Segment Start: SOURCE MATERIAL

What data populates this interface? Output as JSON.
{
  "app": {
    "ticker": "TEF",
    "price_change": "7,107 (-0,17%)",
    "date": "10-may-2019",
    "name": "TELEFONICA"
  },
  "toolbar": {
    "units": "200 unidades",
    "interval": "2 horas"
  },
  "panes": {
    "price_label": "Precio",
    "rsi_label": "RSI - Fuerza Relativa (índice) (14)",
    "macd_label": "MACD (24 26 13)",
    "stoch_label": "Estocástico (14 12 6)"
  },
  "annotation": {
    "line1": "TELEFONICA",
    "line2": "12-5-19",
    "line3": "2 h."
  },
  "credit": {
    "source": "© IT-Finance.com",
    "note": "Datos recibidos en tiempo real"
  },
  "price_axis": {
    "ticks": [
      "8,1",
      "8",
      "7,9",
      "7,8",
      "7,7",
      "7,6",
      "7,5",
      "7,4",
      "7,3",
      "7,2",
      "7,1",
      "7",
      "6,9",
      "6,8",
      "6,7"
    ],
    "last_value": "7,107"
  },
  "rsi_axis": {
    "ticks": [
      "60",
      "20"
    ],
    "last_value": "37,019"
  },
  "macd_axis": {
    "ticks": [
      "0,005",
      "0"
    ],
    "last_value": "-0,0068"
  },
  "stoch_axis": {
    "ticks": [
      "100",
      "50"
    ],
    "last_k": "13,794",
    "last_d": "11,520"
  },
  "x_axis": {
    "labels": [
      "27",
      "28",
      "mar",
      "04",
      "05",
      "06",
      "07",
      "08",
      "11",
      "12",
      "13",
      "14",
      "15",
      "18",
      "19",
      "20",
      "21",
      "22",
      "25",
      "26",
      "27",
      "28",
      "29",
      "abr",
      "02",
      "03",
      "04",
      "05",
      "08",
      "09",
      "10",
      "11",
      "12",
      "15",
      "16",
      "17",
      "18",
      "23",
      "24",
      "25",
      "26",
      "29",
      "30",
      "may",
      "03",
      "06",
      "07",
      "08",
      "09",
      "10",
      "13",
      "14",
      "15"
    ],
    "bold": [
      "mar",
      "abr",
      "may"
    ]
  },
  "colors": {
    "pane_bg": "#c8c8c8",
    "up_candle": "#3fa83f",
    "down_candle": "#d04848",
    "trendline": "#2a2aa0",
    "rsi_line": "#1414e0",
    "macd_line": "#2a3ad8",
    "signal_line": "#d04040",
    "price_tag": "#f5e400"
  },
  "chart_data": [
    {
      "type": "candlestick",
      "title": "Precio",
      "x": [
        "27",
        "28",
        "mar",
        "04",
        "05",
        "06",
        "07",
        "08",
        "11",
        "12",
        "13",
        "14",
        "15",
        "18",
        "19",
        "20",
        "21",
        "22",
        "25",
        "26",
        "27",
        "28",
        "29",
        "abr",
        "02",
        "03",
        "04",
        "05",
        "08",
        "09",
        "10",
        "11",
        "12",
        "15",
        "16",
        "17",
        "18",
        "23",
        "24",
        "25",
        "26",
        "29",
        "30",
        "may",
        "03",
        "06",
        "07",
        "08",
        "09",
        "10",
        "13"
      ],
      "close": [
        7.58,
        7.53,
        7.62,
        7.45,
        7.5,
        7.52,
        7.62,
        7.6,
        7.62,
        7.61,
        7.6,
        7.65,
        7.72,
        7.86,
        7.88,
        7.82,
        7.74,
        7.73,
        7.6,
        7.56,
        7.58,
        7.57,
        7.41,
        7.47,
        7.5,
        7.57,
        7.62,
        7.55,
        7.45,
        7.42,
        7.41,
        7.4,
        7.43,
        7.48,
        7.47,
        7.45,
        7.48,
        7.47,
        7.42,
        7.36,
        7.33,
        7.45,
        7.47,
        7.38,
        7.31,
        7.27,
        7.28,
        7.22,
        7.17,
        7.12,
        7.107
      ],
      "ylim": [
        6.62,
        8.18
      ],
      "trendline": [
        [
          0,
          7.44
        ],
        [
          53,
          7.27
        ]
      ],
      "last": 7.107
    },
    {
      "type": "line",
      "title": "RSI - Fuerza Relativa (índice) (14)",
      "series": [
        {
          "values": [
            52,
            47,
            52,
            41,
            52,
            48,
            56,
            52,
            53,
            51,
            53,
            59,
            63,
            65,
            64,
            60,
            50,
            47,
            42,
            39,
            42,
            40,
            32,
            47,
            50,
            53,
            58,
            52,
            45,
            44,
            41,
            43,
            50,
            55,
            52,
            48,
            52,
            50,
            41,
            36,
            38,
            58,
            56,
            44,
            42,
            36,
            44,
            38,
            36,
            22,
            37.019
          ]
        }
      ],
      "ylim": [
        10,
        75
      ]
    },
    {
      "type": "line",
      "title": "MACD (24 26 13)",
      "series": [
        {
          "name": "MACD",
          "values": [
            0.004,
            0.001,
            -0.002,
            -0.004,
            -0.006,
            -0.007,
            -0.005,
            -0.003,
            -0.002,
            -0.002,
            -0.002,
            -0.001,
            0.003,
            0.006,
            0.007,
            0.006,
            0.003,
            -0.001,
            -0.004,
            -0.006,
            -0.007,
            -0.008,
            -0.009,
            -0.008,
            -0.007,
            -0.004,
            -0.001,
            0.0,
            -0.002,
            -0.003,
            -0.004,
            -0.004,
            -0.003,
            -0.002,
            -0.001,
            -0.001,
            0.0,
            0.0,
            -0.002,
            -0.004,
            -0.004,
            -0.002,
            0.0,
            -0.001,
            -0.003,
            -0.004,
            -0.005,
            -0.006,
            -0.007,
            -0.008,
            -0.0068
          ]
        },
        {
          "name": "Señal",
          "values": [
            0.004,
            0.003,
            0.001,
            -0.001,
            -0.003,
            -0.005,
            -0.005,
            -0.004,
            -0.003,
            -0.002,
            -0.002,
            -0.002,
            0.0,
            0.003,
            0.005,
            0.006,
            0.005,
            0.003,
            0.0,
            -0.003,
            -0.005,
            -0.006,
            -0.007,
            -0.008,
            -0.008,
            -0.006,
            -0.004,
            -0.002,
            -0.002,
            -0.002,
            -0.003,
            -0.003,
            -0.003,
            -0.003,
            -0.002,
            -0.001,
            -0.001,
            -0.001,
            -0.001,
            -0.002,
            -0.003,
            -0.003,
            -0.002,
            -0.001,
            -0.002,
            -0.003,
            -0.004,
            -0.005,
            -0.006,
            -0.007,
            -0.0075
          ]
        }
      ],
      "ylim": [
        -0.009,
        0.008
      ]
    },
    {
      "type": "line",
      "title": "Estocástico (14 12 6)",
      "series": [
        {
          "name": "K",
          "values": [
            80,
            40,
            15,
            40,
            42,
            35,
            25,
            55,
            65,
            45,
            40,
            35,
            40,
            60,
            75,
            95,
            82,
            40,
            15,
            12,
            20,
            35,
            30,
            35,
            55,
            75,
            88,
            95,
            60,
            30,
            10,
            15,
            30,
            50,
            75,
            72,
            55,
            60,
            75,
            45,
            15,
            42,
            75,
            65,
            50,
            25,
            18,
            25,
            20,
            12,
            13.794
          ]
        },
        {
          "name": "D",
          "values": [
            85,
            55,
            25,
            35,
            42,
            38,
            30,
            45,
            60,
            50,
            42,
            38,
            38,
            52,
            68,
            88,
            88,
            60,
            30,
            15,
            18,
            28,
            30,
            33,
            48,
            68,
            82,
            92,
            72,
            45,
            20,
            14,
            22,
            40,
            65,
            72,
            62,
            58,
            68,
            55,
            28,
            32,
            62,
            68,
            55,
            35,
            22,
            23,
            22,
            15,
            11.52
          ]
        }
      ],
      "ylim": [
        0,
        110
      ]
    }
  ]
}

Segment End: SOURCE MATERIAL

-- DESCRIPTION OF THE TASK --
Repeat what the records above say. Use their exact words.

-- REPLY --
What data populates this interface? Output as JSON.
{
  "app": {
    "ticker": "TEF",
    "price_change": "7,107 (-0,17%)",
    "date": "10-may-2019",
    "name": "TELEFONICA"
  },
  "toolbar": {
    "units": "200 unidades",
    "interval": "2 horas"
  },
  "panes": {
    "price_label": "Precio",
    "rsi_label": "RSI - Fuerza Relativa (índice) (14)",
    "macd_label": "MACD (24 26 13)",
    "stoch_label": "Estocástico (14 12 6)"
  },
  "annotation": {
    "line1": "TELEFONICA",
    "line2": "12-5-19",
    "line3": "2 h."
  },
  "credit": {
    "source": "© IT-Finance.com",
    "note": "Datos recibidos en tiempo real"
  },
  "price_axis": {
    "ticks": [
      "8,1",
      "8",
      "7,9",
      "7,8",
      "7,7",
      "7,6",
      "7,5",
      "7,4",
      "7,3",
      "7,2",
      "7,1",
      "7",
      "6,9",
      "6,8",
      "6,7"
    ],
    "last_value": "7,107"
  },
  "rsi_axis": {
    "ticks": [
      "60",
      "20"
    ],
    "last_value": "37,019"
  },
  "macd_axis": {
    "ticks": [
      "0,005",
      "0"
    ],
    "last_value": "-0,0068"
  },
  "stoch_axis": {
    "ticks": [
      "100",
      "50"
    ],
    "last_k": "13,794",
    "last_d": "11,520"
  },
  "x_axis": {
    "labels": [
      "27",
      "28",
      "mar",
      "04",
      "05",
      "06",
      "07",
      "08",
      "11",
      "12",
      "13",
      "14",
      "15",
      "18",
      "19",
      "20",
      "21",
      "22",
      "25",
      "26",
      "27",
      "28",
      "29",
      "abr",
      "02",
      "03",
      "04",
      "05",
      "08",
      "09",
      "10",
      "11",
      "12",
      "15",
      "16",
      "17",
      "18",
      "23",
      "24",
      "25",
      "26",
      "29",
      "30",
      "may",
      "03",
      "06",
      "07",
      "08",
      "09",
      "10",
      "13",
      "14",
      "15"
    ],
    "bold": [
      "mar",
      "abr",
      "may"
    ]
  },
  "colors": {
    "pane_bg": "#c8c8c8",
    "up_candle": "#3fa83f",
    "down_candle": "#d04848",
    "trendline": "#2a2aa0",
    "rsi_line": "#1414e0",
    "macd_line": "#2a3ad8",
    "signal_line": "#d04040",
    "price_tag": "#f5e400"
  },
  "chart_data": [
    {
      "type": "candlestick",
      "title": "Precio",
      "x": [
        "27",
        "28",
        "mar",
        "04",
        "05",
        "06",
        "07",
        "08",
        "11",
        "12",
        "13",
        "14",
        "15",
        "18",
        "19",
        "20",
        "21",
        "22",
        "25",
        "26",
        "27",
        "28",
        "29",
        "abr",
        "02",
        "03",
        "04",
        "05",
        "08",
        "09",
        "10",
        "11",
        "12",
        "15",
        "16",
        "17",
        "18",
        "23",
        "24",
        "25",
        "26",
        "29",
        "30",
        "may",
        "03",
        "06",
        "07",
        "08",
        "09",
        "10",
        "13"
      ],
      "close": [
        7.58,
        7.53,
        7.62,
        7.45,
        7.5,
        7.52,
        7.62,
        7.6,
        7.62,
        7.61,
        7.6,
        7.65,
        7.72,
        7.86,
        7.88,
        7.82,
        7.74,
        7.73,
        7.6,
        7.56,
        7.58,
        7.57,
        7.41,
        7.47,
        7.5,
        7.57,
        7.62,
        7.55,
        7.45,
        7.42,
        7.41,
        7.4,
        7.43,
        7.48,
        7.47,
        7.45,
        7.48,
        7.47,
        7.42,
        7.36,
        7.33,
        7.45,
        7.47,
        7.38,
        7.31,
        7.27,
        7.28,
        7.22,
        7.17,
        7.12,
        7.107
      ],
      "ylim": [
        6.62,
        8.18
      ],
      "trendline": [
        [
          0,
          7.44
        ],
        [
          53,
          7.27
        ]
      ],
      "last": 7.107
    },
    {
      "type": "line",
      "title": "RSI - Fuerza Relativa (índice) (14)",
      "series": [
        {
          "values": [
            52,
            47,
            52,
            41,
            52,
            48,
            56,
            52,
            53,
            51,
            53,
            59,
            63,
            65,
            64,
            60,
            50,
            47,
            42,
            39,
            42,
            40,
            32,
            47,
            50,
            53,
            58,
            52,
            45,
            44,
            41,
            43,
            50,
            55,
            52,
            48,
            52,
            50,
            41,
            36,
            38,
            58,
            56,
            44,
            42,
            36,
            44,
            38,
            36,
            22,
            37.019
          ]
        }
      ],
      "ylim": [
        10,
        75
      ]
    },
    {
      "type": "line",
      "title": "MACD (24 26 13)",
      "series": [
        {
          "name": "MACD",
          "values": [
            0.004,
            0.001,
            -0.002,
            -0.004,
            -0.006,
            -0.007,
            -0.005,
            -0.003,
            -0.002,
            -0.002,
            -0.002,
            -0.001,
            0.003,
            0.006,
            0.007,
            0.006,
            0.003,
            -0.001,
            -0.004,
            -0.006,
            -0.007,
            -0.008,
            -0.009,
            -0.008,
            -0.007,
            -0.004,
            -0.001,
            0.0,
            -0.002,
            -0.003,
            -0.004,
            -0.004,
            -0.003,
            -0.002,
            -0.001,
            -0.001,
            0.0,
            0.0,
            -0.002,
            -0.004,
            -0.004,
            -0.002,
            0.0,
            -0.001,
            -0.003,
            -0.004,
            -0.005,
            -0.006,
            -0.007,
            -0.008,
            -0.0068
          ]
        },
        {
          "name": "Señal",
          "values": [
            0.004,
            0.003,
            0.001,
            -0.001,
            -0.003,
            -0.005,
            -0.005,
            -0.004,
            -0.003,
            -0.002,
            -0.002,
            -0.002,
            0.0,
            0.003,
            0.005,
            0.006,
            0.005,
            0.003,
            0.0,
            -0.003,
            -0.005,
            -0.006,
            -0.007,
            -0.008,
            -0.008,
            -0.006,
            -0.004,
            -0.002,
            -0.002,
            -0.002,
            -0.003,
            -0.003,
            -0.003,
            -0.003,
            -0.002,
            -0.001,
            -0.001,
            -0.001,
            -0.001,
            -0.002,
            -0.003,
            -0.003,
            -0.002,
            -0.001,
            -0.002,
            -0.003,
            -0.004,
            -0.005,
            -0.006,
            -0.007,
            -0.0075
          ]
        }
      ],
      "ylim": [
        -0.009,
        0.008
      ]
    },
    {
      "type": "line",
      "title": "Estocástico (14 12 6)",
      "series": [
        {
          "name": "K",
          "values": [
            80,
            40,
            15,
            40,
            42,
            35,
            25,
            55,
            65,
            45,
            40,
            35,
            40,
            60,
            75,
            95,
            82,
            40,
            15,
            12,
            20,
            35,
            30,
            35,
            55,
            75,
            88,
            95,
            60,
            30,
            10,
            15,
            30,
            50,
            75,
            72,
            55,
            60,
            75,
            45,
            15,
            42,
            75,
            65,
            50,
            25,
            18,
            25,
            20,
            12,
            13.794
          ]
        },
        {
          "name": "D",
          "values": [
            85,
            55,
            25,
            35,
            42,
            38,
            30,
            45,
            60,
            50,
            42,
            38,
            38,
            52,
            68,
            88,
            88,
            60,
            30,
            15,
            18,
            28,
            30,
            33,
            48,
            68,
            82,
            92,
            72,
            45,
            20,
            14,
            22,
            40,
            65,
            72,
            62,
            58,
            68,
            55,
            28,
            32,
            62,
            68,
            55,
            35,
            22,
            23,
            22,
            15,
            11.52
          ]
        }
      ],
      "ylim": [
        0,
        110
      ]
    }
  ]
}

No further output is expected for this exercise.